Print all the data below exactly, without images.

:: Component data from apps and pages ::
========

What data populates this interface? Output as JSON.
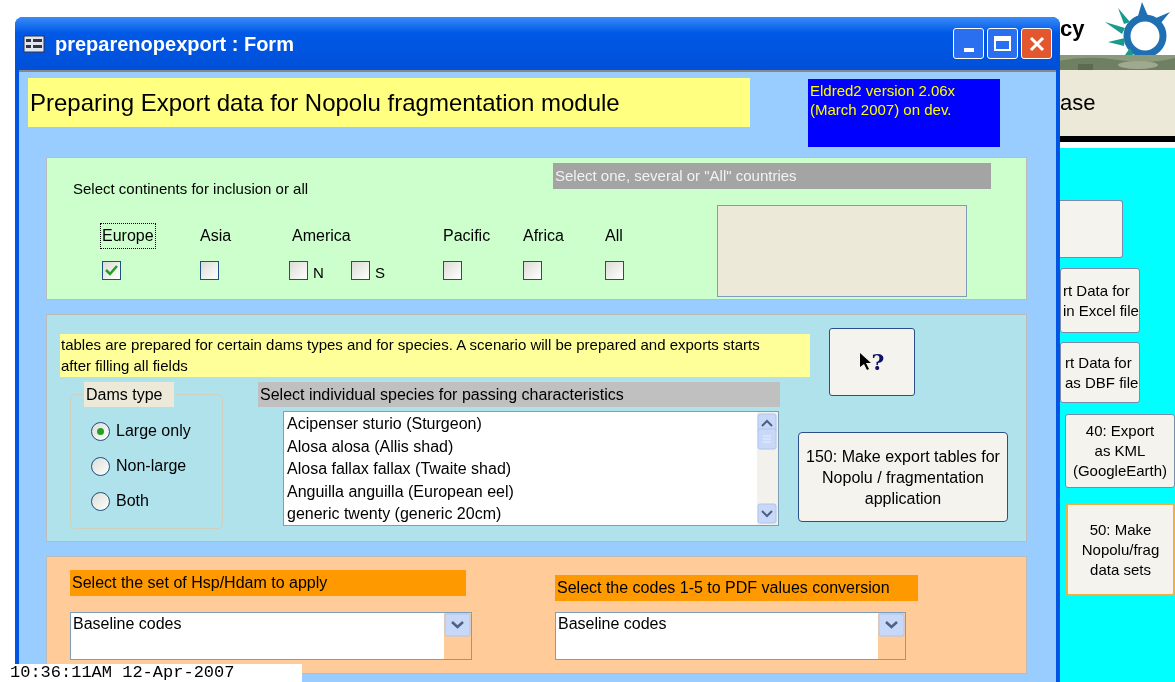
{
  "background_app": {
    "logo_text": "cy",
    "heading": "ase",
    "buttons": [
      {
        "label": "rt Data for\nin Excel file"
      },
      {
        "label": "rt Data for\nas DBF file"
      },
      {
        "label": "40: Export\nas KML\n(GoogleEarth)"
      },
      {
        "label": "50: Make\nNopolu/frag\ndata sets",
        "focused": true
      }
    ]
  },
  "window": {
    "title": "preparenopexport : Form"
  },
  "header": {
    "title": "Preparing Export data for Nopolu fragmentation module",
    "version": "Eldred2 version 2.06x\n(March 2007) on dev."
  },
  "continents": {
    "label": "Select continents for inclusion or all",
    "countries_placeholder": "Select one, several or \"All\" countries",
    "items": [
      {
        "label": "Europe",
        "checked": true,
        "focused": true
      },
      {
        "label": "Asia",
        "checked": false,
        "focused": false
      },
      {
        "label": "America",
        "focused": false,
        "parts": [
          {
            "label": "N",
            "checked": false
          },
          {
            "label": "S",
            "checked": false
          }
        ]
      },
      {
        "label": "Pacific",
        "checked": false,
        "focused": false
      },
      {
        "label": "Africa",
        "checked": false,
        "focused": false
      },
      {
        "label": "All",
        "checked": false,
        "focused": false
      }
    ]
  },
  "scenario": {
    "note": "tables are prepared for certain dams types and for species. A scenario will be prepared and exports starts after filling all fields",
    "help_button": "?",
    "dams_type": {
      "legend": "Dams type",
      "options": [
        {
          "label": "Large only",
          "selected": true
        },
        {
          "label": "Non-large",
          "selected": false
        },
        {
          "label": "Both",
          "selected": false
        }
      ]
    },
    "species": {
      "header": "Select individual species for passing characteristics",
      "items": [
        "Acipenser sturio (Sturgeon)",
        "Alosa alosa (Allis shad)",
        "Alosa fallax fallax (Twaite shad)",
        "Anguilla anguilla (European eel)",
        "generic twenty (generic 20cm)"
      ]
    },
    "make_button": "150: Make export tables for Nopolu / fragmentation application"
  },
  "codes": [
    {
      "label": "Select the set of Hsp/Hdam to apply",
      "value": "Baseline codes"
    },
    {
      "label": "Select the codes 1-5 to PDF values conversion",
      "value": "Baseline codes"
    }
  ],
  "status_time": "10:36:11AM 12-Apr-2007"
}
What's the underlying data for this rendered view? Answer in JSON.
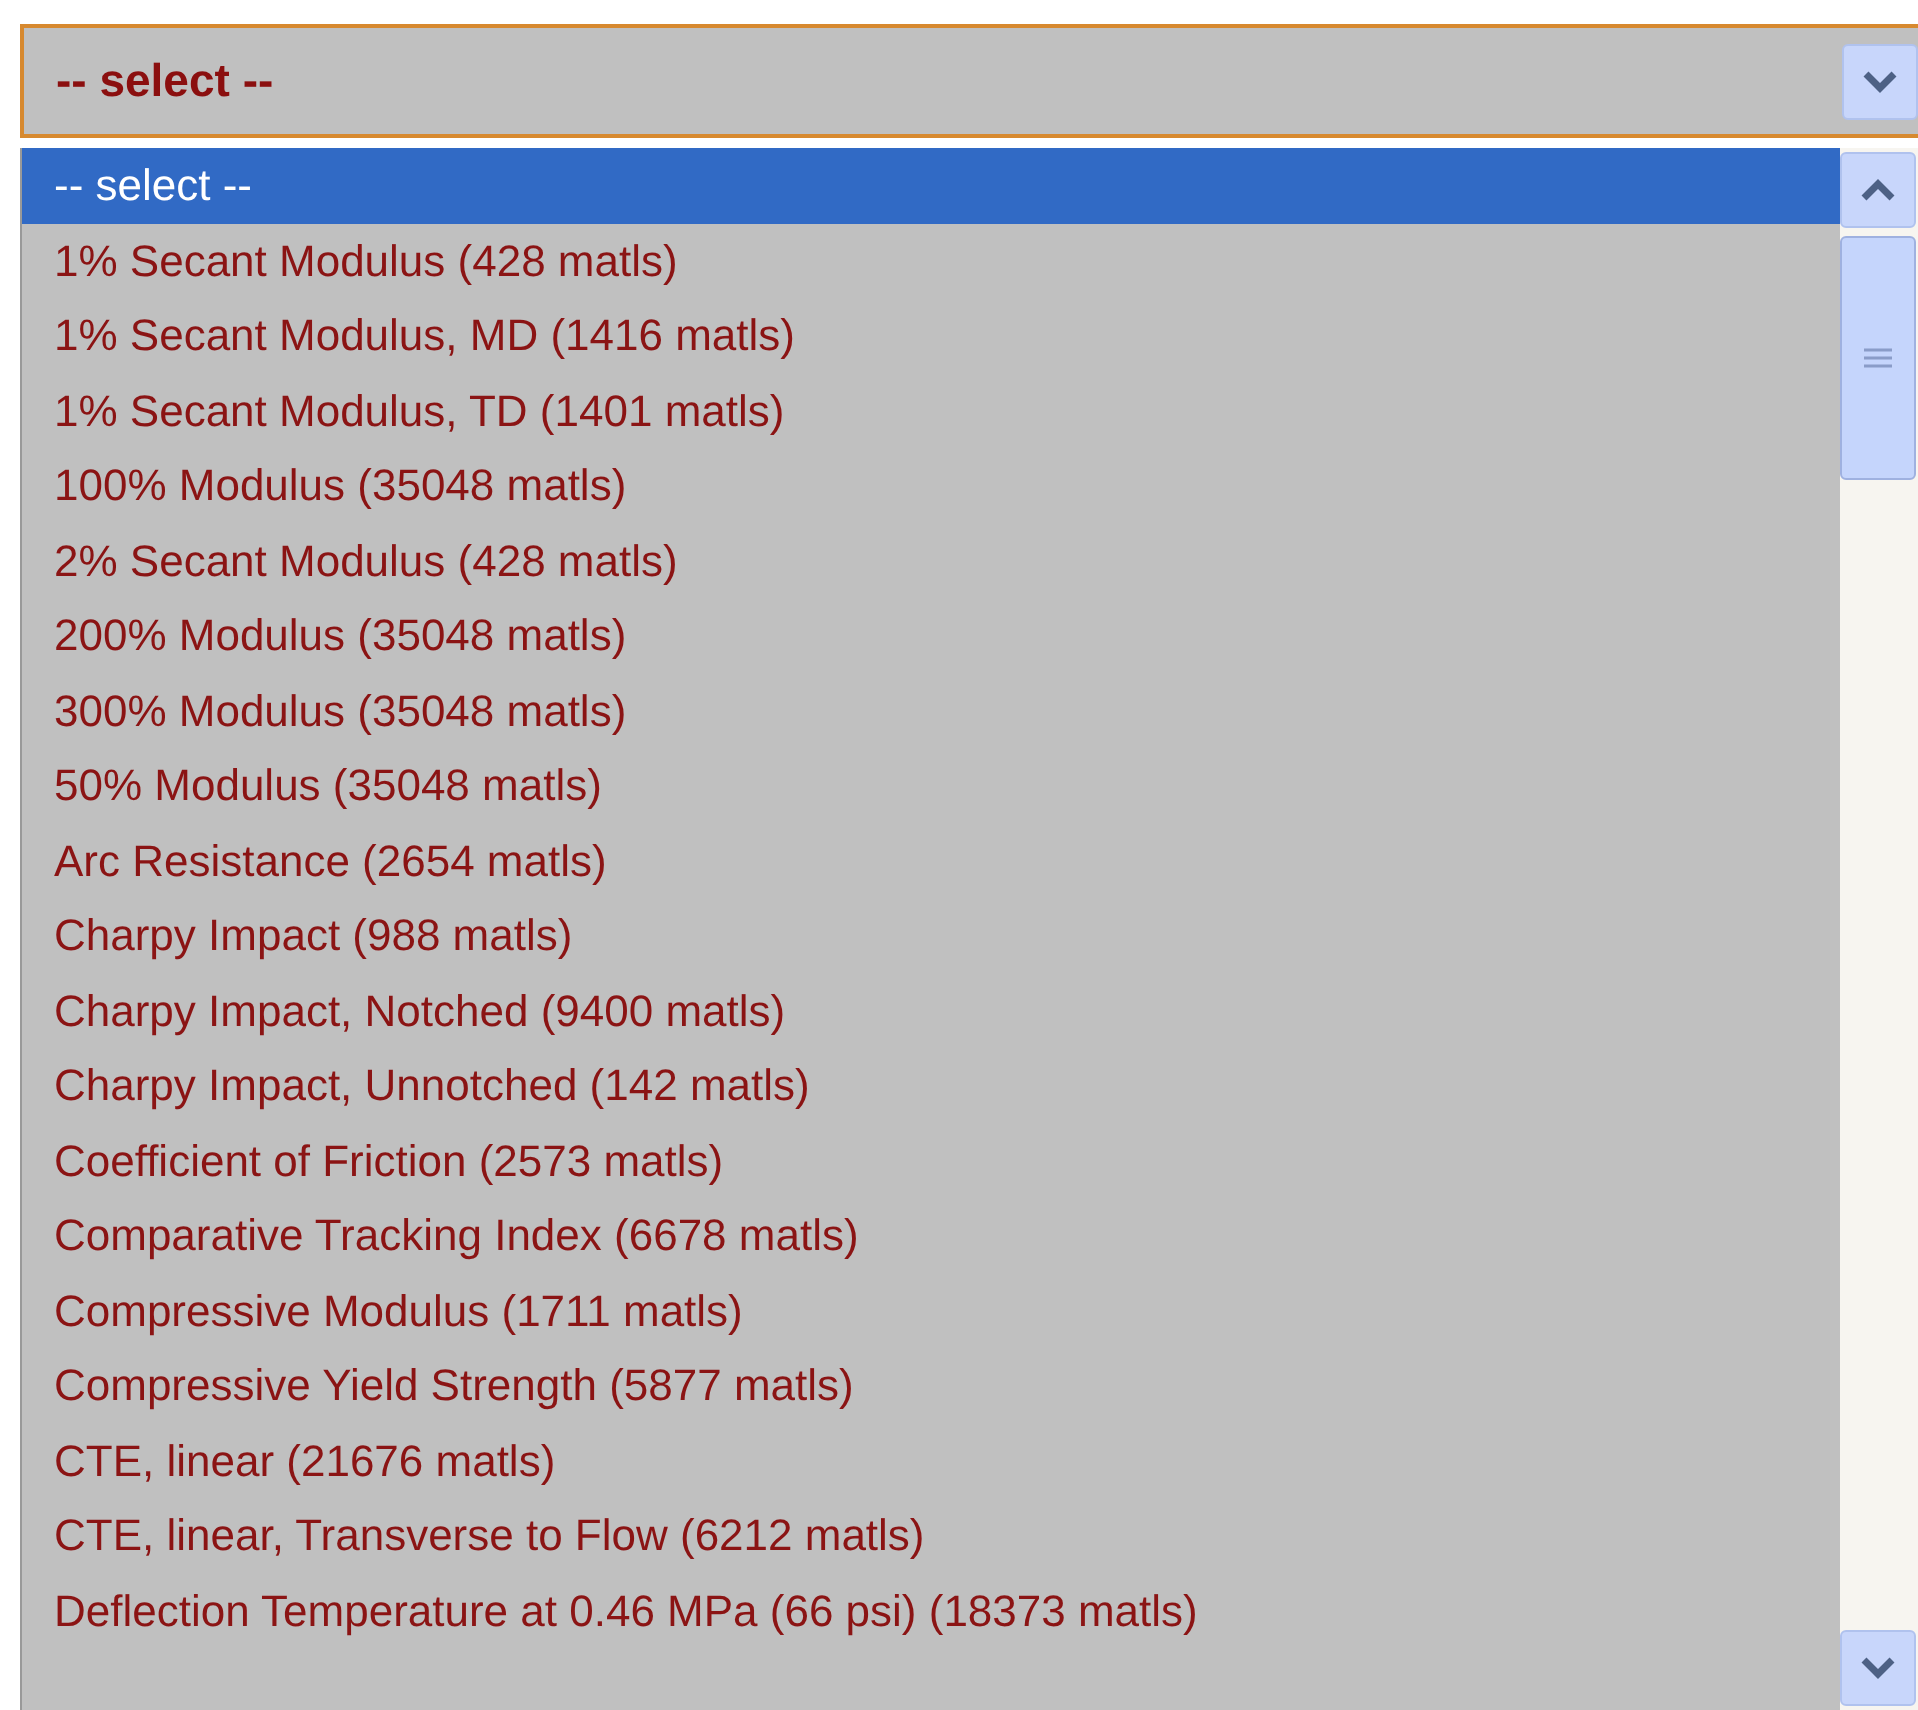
{
  "select": {
    "value": "-- select --"
  },
  "options": [
    {
      "label": "-- select --",
      "selected": true
    },
    {
      "label": "1% Secant Modulus (428 matls)",
      "selected": false
    },
    {
      "label": "1% Secant Modulus, MD (1416 matls)",
      "selected": false
    },
    {
      "label": "1% Secant Modulus, TD (1401 matls)",
      "selected": false
    },
    {
      "label": "100% Modulus (35048 matls)",
      "selected": false
    },
    {
      "label": "2% Secant Modulus (428 matls)",
      "selected": false
    },
    {
      "label": "200% Modulus (35048 matls)",
      "selected": false
    },
    {
      "label": "300% Modulus (35048 matls)",
      "selected": false
    },
    {
      "label": "50% Modulus (35048 matls)",
      "selected": false
    },
    {
      "label": "Arc Resistance (2654 matls)",
      "selected": false
    },
    {
      "label": "Charpy Impact (988 matls)",
      "selected": false
    },
    {
      "label": "Charpy Impact, Notched (9400 matls)",
      "selected": false
    },
    {
      "label": "Charpy Impact, Unnotched (142 matls)",
      "selected": false
    },
    {
      "label": "Coefficient of Friction (2573 matls)",
      "selected": false
    },
    {
      "label": "Comparative Tracking Index (6678 matls)",
      "selected": false
    },
    {
      "label": "Compressive Modulus (1711 matls)",
      "selected": false
    },
    {
      "label": "Compressive Yield Strength (5877 matls)",
      "selected": false
    },
    {
      "label": "CTE, linear (21676 matls)",
      "selected": false
    },
    {
      "label": "CTE, linear, Transverse to Flow (6212 matls)",
      "selected": false
    },
    {
      "label": "Deflection Temperature at 0.46 MPa (66 psi) (18373 matls)",
      "selected": false
    }
  ]
}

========

:: Your response ::
What data populates this interface? Output as JSON.
{
  "background_app": {
    "logo_text": "cy",
    "heading": "ase",
    "buttons": [
      {
        "label": "rt Data for\nin Excel file"
      },
      {
        "label": "rt Data for\nas DBF file"
      },
      {
        "label": "40: Export\nas KML\n(GoogleEarth)"
      },
      {
        "label": "50: Make\nNopolu/frag\ndata sets",
        "focused": true
      }
    ]
  },
  "window": {
    "title": "preparenopexport : Form"
  },
  "header": {
    "title": "Preparing Export data for Nopolu fragmentation module",
    "version": "Eldred2 version 2.06x\n(March 2007) on dev."
  },
  "continents": {
    "label": "Select continents for inclusion or all",
    "countries_placeholder": "Select one, several or \"All\" countries",
    "items": [
      {
        "label": "Europe",
        "checked": true,
        "focused": true
      },
      {
        "label": "Asia",
        "checked": false,
        "focused": false
      },
      {
        "label": "America",
        "focused": false,
        "parts": [
          {
            "label": "N",
            "checked": false
          },
          {
            "label": "S",
            "checked": false
          }
        ]
      },
      {
        "label": "Pacific",
        "checked": false,
        "focused": false
      },
      {
        "label": "Africa",
        "checked": false,
        "focused": false
      },
      {
        "label": "All",
        "checked": false,
        "focused": false
      }
    ]
  },
  "scenario": {
    "note": "tables are prepared for certain dams types and for species. A scenario will be prepared and exports starts after filling all fields",
    "help_button": "?",
    "dams_type": {
      "legend": "Dams type",
      "options": [
        {
          "label": "Large only",
          "selected": true
        },
        {
          "label": "Non-large",
          "selected": false
        },
        {
          "label": "Both",
          "selected": false
        }
      ]
    },
    "species": {
      "header": "Select individual species for passing characteristics",
      "items": [
        "Acipenser sturio (Sturgeon)",
        "Alosa alosa (Allis shad)",
        "Alosa fallax fallax (Twaite shad)",
        "Anguilla anguilla (European eel)",
        "generic twenty (generic 20cm)"
      ]
    },
    "make_button": "150: Make export tables for Nopolu / fragmentation application"
  },
  "codes": [
    {
      "label": "Select the set of Hsp/Hdam to apply",
      "value": "Baseline codes"
    },
    {
      "label": "Select the codes 1-5 to PDF values conversion",
      "value": "Baseline codes"
    }
  ],
  "status_time": "10:36:11AM 12-Apr-2007"
}
What's the underlying data for this rendered view? Answer in JSON.
{
  "select": {
    "value": "-- select --"
  },
  "options": [
    {
      "label": "-- select --",
      "selected": true
    },
    {
      "label": "1% Secant Modulus (428 matls)",
      "selected": false
    },
    {
      "label": "1% Secant Modulus, MD (1416 matls)",
      "selected": false
    },
    {
      "label": "1% Secant Modulus, TD (1401 matls)",
      "selected": false
    },
    {
      "label": "100% Modulus (35048 matls)",
      "selected": false
    },
    {
      "label": "2% Secant Modulus (428 matls)",
      "selected": false
    },
    {
      "label": "200% Modulus (35048 matls)",
      "selected": false
    },
    {
      "label": "300% Modulus (35048 matls)",
      "selected": false
    },
    {
      "label": "50% Modulus (35048 matls)",
      "selected": false
    },
    {
      "label": "Arc Resistance (2654 matls)",
      "selected": false
    },
    {
      "label": "Charpy Impact (988 matls)",
      "selected": false
    },
    {
      "label": "Charpy Impact, Notched (9400 matls)",
      "selected": false
    },
    {
      "label": "Charpy Impact, Unnotched (142 matls)",
      "selected": false
    },
    {
      "label": "Coefficient of Friction (2573 matls)",
      "selected": false
    },
    {
      "label": "Comparative Tracking Index (6678 matls)",
      "selected": false
    },
    {
      "label": "Compressive Modulus (1711 matls)",
      "selected": false
    },
    {
      "label": "Compressive Yield Strength (5877 matls)",
      "selected": false
    },
    {
      "label": "CTE, linear (21676 matls)",
      "selected": false
    },
    {
      "label": "CTE, linear, Transverse to Flow (6212 matls)",
      "selected": false
    },
    {
      "label": "Deflection Temperature at 0.46 MPa (66 psi) (18373 matls)",
      "selected": false
    }
  ]
}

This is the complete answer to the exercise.